I'd like to thank everyone who attended yesterday's Webinar, "How to Decide Between a Louisiana Last Will and a Living Trust For Your Family". This great live event was designed to give your an opportunity to evaluate your family circumstances and choose which Estate Planning alternative best suits your needs and desires. For those who were unable to attend, I'd now like to offer a review of the topics discussed so you can get the gain the same great information received by yesterday's webinar attendees.
1. Your Two Estate Planning Alternatives
2. How Wills and Louisiana Living Trusts are Similar
With both you can:
3. The Simplicity of Will Based Planning
That does it for Part 1 of our webinar review. Tomorrow I will cover the burdens of probate and how living trusts work to avoid probate as well as factors to consider when deciding between a will and living trust.
If you have any questions or would like to meet with me to discuss you Estate Planning options call me at (504) 274-1980 or send me an email to email@example.com.
Chris Kane, Attorney
Director, New Orleans Office
In the past few months our firm has been preparing an abundance of Revocable Living Trusts for Louisiana residents seeking to avoid probate or succession as it is called in Louisiana. One of the essential parts of a Louisiana Revocable Living trusts is what's known as a pour-over will. Often clients are confused by this term, because their thinking is; "If I have a revocable living trust I shouldn't need a will".
Well I'm here to explain exactly what the pour-over will is used for. When you have a revocable living trust, your Louisiana pour-over will is a essentially the back-up plan for property that is not a part of your trust when you die.

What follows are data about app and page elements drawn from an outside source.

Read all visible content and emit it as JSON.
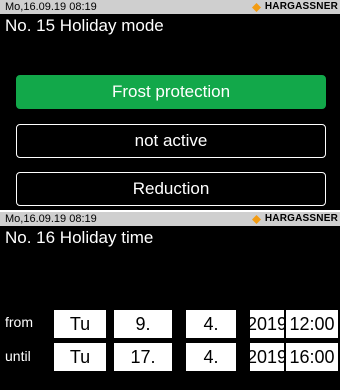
{
  "brand": {
    "name": "HARGASSNER",
    "accent": "#f39c12",
    "icon": "diamond-logo-icon"
  },
  "colors": {
    "selected_option": "#12a84a",
    "screen_bg": "#000000",
    "status_bar": "#cfcfcf"
  },
  "screen1": {
    "datetime": "Mo,16.09.19 08:19",
    "title": "No. 15 Holiday mode",
    "options": [
      {
        "label": "Frost protection",
        "selected": true
      },
      {
        "label": "not active",
        "selected": false
      },
      {
        "label": "Reduction",
        "selected": false
      }
    ]
  },
  "screen2": {
    "datetime": "Mo,16.09.19 08:19",
    "title": "No. 16 Holiday time",
    "rows": [
      {
        "label": "from",
        "fields": [
          "Tu",
          "9.",
          "4.",
          "2019",
          "12:00"
        ]
      },
      {
        "label": "until",
        "fields": [
          "Tu",
          "17.",
          "4.",
          "2019",
          "16:00"
        ]
      }
    ]
  }
}
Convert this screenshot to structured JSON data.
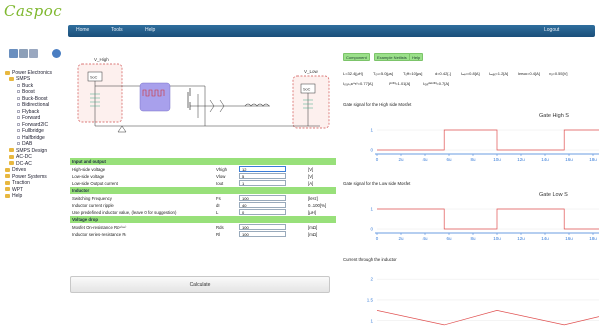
{
  "logo": "Caspoc",
  "nav": {
    "home": "Home",
    "tools": "Tools",
    "help": "Help",
    "logout": "Logout"
  },
  "tree": {
    "power_electronics": "Power Electronics",
    "smps": "SMPS",
    "items": [
      "Buck",
      "Boost",
      "Buck-Boost",
      "Bidirectional",
      "Flyback",
      "Forward",
      "Forward2IC",
      "Fullbridge",
      "Halfbridge",
      "DAB"
    ],
    "smps_design": "SMPS Design",
    "acdc": "AC-DC",
    "dcac": "DC-AC",
    "drives": "Drives",
    "power_systems": "Power Systems",
    "traction": "Traction",
    "wpt": "WPT",
    "help": "Help"
  },
  "circuit": {
    "v_high": "V_High",
    "v_low": "V_Low",
    "src": "SoC"
  },
  "form": {
    "sections": {
      "io": "Input and output",
      "inductor": "Inductor",
      "voltage_drop": "Voltage drop"
    },
    "rows": [
      {
        "label": "High-side voltage",
        "sym": "Vhigh",
        "value": "12",
        "unit": "[V]"
      },
      {
        "label": "Low-side voltage",
        "sym": "Vlow",
        "value": "5",
        "unit": "[V]"
      },
      {
        "label": "Low-side Output current",
        "sym": "Iout",
        "value": "1",
        "unit": "[A]"
      },
      {
        "label": "Switching Frequency",
        "sym": "Fs",
        "value": "100",
        "unit": "[kHz]"
      },
      {
        "label": "Inductor current ripple",
        "sym": "dI",
        "value": "40",
        "unit": "0..100[%]"
      },
      {
        "label": "Use predefined inductor value, (leave 0 for suggestion)",
        "sym": "L",
        "value": "0",
        "unit": "[µH]"
      },
      {
        "label": "Mosfet On-resistance Rᴅˢ⁽ᵒⁿ⁾",
        "sym": "Rds",
        "value": "100",
        "unit": "[mΩ]"
      },
      {
        "label": "Inductor series-resistance Rₗ",
        "sym": "Rl",
        "value": "100",
        "unit": "[mΩ]"
      }
    ],
    "calculate": "Calculate"
  },
  "right_tabs": [
    "Component",
    "Example Netlists",
    "Help"
  ],
  "params": {
    "line1": [
      "L=32.4[µH]",
      "Tₒₙ=5.0[µs]",
      "Tₒff=10[µs]",
      "d=0.42[-]",
      "Iₘᵢₙ=0.8[A]",
      "Iₘₐₓ=1.2[A]",
      "Iᴘᴇᴀᴋ=0.4[A]",
      "vₒ=0.55[V]"
    ],
    "line2": [
      "Iₜᵣₐₙₛᴅᵘᴛʸ=0.77[A]",
      "Iᴸᴼᴺ=1.01[A]",
      "Iₗₒᵥᵢᵈᵉᴸᴼᴺ=0.7[A]"
    ]
  },
  "charts_meta": {
    "label1": "Gate signal for the High side Mosfet",
    "title1": "Gate High S",
    "label2": "Gate signal for the Low side Mosfet",
    "title2": "Gate Low S",
    "label3": "Current through the inductor"
  },
  "chart_data": [
    {
      "type": "line",
      "x_ticks": [
        "0",
        "2u",
        "4u",
        "6u",
        "8u",
        "10u",
        "12u",
        "14u",
        "16u",
        "18u"
      ],
      "y_ticks": [
        "0",
        "1"
      ],
      "series": [
        {
          "x": [
            0,
            5.6,
            5.6,
            10,
            10,
            15.6,
            15.6,
            18.5
          ],
          "y": [
            0,
            0,
            1,
            1,
            0,
            0,
            1,
            1
          ]
        }
      ],
      "xlim": [
        0,
        18.5
      ],
      "ylim": [
        -0.1,
        1.3
      ]
    },
    {
      "type": "line",
      "x_ticks": [
        "0",
        "2u",
        "4u",
        "6u",
        "8u",
        "10u",
        "12u",
        "14u",
        "16u",
        "18u"
      ],
      "y_ticks": [
        "0",
        "1"
      ],
      "series": [
        {
          "x": [
            0,
            5.6,
            5.6,
            10,
            10,
            15.6,
            15.6,
            18.5
          ],
          "y": [
            1,
            1,
            0,
            0,
            1,
            1,
            0,
            0
          ]
        }
      ],
      "xlim": [
        0,
        18.5
      ],
      "ylim": [
        -0.1,
        1.3
      ]
    },
    {
      "type": "line",
      "y_ticks": [
        "1",
        "1.5",
        "2"
      ],
      "series": [
        {
          "x": [
            0,
            5.6,
            10,
            15.6,
            18.5
          ],
          "y": [
            1.25,
            0.9,
            1.25,
            0.9,
            1.1
          ]
        }
      ],
      "xlim": [
        0,
        18.5
      ],
      "ylim": [
        0.85,
        2.1
      ]
    }
  ],
  "colors": {
    "accent_green": "#98e07a",
    "nav_blue": "#1f5a87",
    "trace_red": "#e05050",
    "axis_blue": "#3a7dd8"
  }
}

First, The pour-over will governs the distribution of your assets that will not need to pass through a Louisiana succession or probate procedure. These assets include your vehicles and personal effects. The pour over will is in place to dictate what will happen to such assets.
The other assets that the pour-over will covers are assets which should have been placed in your living trust, but for some reason or another, have not made it into the trust. The pour over will is there just in case there are some assets that still need to go thorough probate. The pour -over will typically leaves these assets to your living trust to be distributed according to the terms of the trust. However, the hope, in setting up a Louisiana revocable living trust, is that your estate will never need to pass through a Louisiana Succession.
If you are interested in setting up a revocable living trust in New Orleans, Mandeville, Slidell, Covington, Metairie, Kenner, or elsewhere throughout Louisiana give me a call at (504) 722-3344 or send an email to firstname.lastname@example.org.
Chris Kane, Attorney
Director, New Orleans Office
Had another packed house this morning for our event in Mandeville. The above photo is me presenting my most closely guarded estate planning secrets. Barely had enough chairs in the room to accomodate everyone in attendance. Before we started my presentation filled with my estate planning secrets for Louisiana residents, I asked the audience if they had any questions that they wanted me to address during the presentation. I jotted them down as they asked. They asked the following:
These were all of the questions asked BEFORE the seminar even began. At the end I answered about another 40-50 questions. Quite the inquiring audience.
Of the three events I've given in the last 24 hours to packed rooms, I'd have to rate this morning's crowd as the most inquisitive. Looking forward to fielding questions from tonight's crowd at the Mandeville Community Center.
For Covington and Mandeville estate planning, give our Mandeville office a call at (985) 246-3020.
I had quite the lively, energetic, and fun crowd this morning at our Living Trust Event in Metairie. We had a crowd that new some stuff and asked some challenging questions like:
Fortunately I had the chance to personally meet many of the attendees before and after the event - several of whom will be coming into our office in the coming days and weeks to get their legal affairs in order for themselves and their family. The following is a photo Erika shot during the presentation.